● **Problem statement**
All the data should come back exactly as it was given.

● **Data records**

********************

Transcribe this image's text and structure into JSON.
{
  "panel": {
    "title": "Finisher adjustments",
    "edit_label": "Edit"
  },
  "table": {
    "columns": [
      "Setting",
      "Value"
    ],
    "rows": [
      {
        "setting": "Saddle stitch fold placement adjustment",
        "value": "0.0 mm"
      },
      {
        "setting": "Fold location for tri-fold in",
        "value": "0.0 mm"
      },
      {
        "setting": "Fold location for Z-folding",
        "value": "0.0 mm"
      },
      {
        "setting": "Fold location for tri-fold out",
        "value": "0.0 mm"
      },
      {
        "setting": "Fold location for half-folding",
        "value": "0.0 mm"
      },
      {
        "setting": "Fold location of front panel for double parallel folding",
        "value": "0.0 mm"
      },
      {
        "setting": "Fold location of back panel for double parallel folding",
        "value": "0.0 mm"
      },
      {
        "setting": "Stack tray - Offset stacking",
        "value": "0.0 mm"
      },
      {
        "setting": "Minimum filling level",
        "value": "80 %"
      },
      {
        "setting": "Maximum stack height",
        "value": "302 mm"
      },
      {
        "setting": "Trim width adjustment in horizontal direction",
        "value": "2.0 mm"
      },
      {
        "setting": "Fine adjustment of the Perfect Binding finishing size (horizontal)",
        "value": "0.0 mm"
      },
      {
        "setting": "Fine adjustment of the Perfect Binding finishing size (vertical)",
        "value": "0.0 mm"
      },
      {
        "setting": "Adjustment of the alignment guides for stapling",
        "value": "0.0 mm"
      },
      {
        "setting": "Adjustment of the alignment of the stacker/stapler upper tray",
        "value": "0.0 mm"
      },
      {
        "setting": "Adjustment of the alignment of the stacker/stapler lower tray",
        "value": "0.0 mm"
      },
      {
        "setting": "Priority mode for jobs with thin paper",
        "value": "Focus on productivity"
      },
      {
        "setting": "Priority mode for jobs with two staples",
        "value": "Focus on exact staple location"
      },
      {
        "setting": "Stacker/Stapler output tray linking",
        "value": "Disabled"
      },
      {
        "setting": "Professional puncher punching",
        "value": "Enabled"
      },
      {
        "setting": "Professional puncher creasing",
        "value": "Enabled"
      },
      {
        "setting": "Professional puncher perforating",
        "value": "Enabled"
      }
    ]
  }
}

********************

● **Exercise response**
Transcribe this image's text and structure into JSON.
{
  "panel": {
    "title": "Finisher adjustments",
    "edit_label": "Edit"
  },
  "table": {
    "columns": [
      "Setting",
      "Value"
    ],
    "rows": [
      {
        "setting": "Saddle stitch fold placement adjustment",
        "value": "0.0 mm"
      },
      {
        "setting": "Fold location for tri-fold in",
        "value": "0.0 mm"
      },
      {
        "setting": "Fold location for Z-folding",
        "value": "0.0 mm"
      },
      {
        "setting": "Fold location for tri-fold out",
        "value": "0.0 mm"
      },
      {
        "setting": "Fold location for half-folding",
        "value": "0.0 mm"
      },
      {
        "setting": "Fold location of front panel for double parallel folding",
        "value": "0.0 mm"
      },
      {
        "setting": "Fold location of back panel for double parallel folding",
        "value": "0.0 mm"
      },
      {
        "setting": "Stack tray - Offset stacking",
        "value": "0.0 mm"
      },
      {
        "setting": "Minimum filling level",
        "value": "80 %"
      },
      {
        "setting": "Maximum stack height",
        "value": "302 mm"
      },
      {
        "setting": "Trim width adjustment in horizontal direction",
        "value": "2.0 mm"
      },
      {
        "setting": "Fine adjustment of the Perfect Binding finishing size (horizontal)",
        "value": "0.0 mm"
      },
      {
        "setting": "Fine adjustment of the Perfect Binding finishing size (vertical)",
        "value": "0.0 mm"
      },
      {
        "setting": "Adjustment of the alignment guides for stapling",
        "value": "0.0 mm"
      },
      {
        "setting": "Adjustment of the alignment of the stacker/stapler upper tray",
        "value": "0.0 mm"
      },
      {
        "setting": "Adjustment of the alignment of the stacker/stapler lower tray",
        "value": "0.0 mm"
      },
      {
        "setting": "Priority mode for jobs with thin paper",
        "value": "Focus on productivity"
      },
      {
        "setting": "Priority mode for jobs with two staples",
        "value": "Focus on exact staple location"
      },
      {
        "setting": "Stacker/Stapler output tray linking",
        "value": "Disabled"
      },
      {
        "setting": "Professional puncher punching",
        "value": "Enabled"
      },
      {
        "setting": "Professional puncher creasing",
        "value": "Enabled"
      },
      {
        "setting": "Professional puncher perforating",
        "value": "Enabled"
      }
    ]
  }
}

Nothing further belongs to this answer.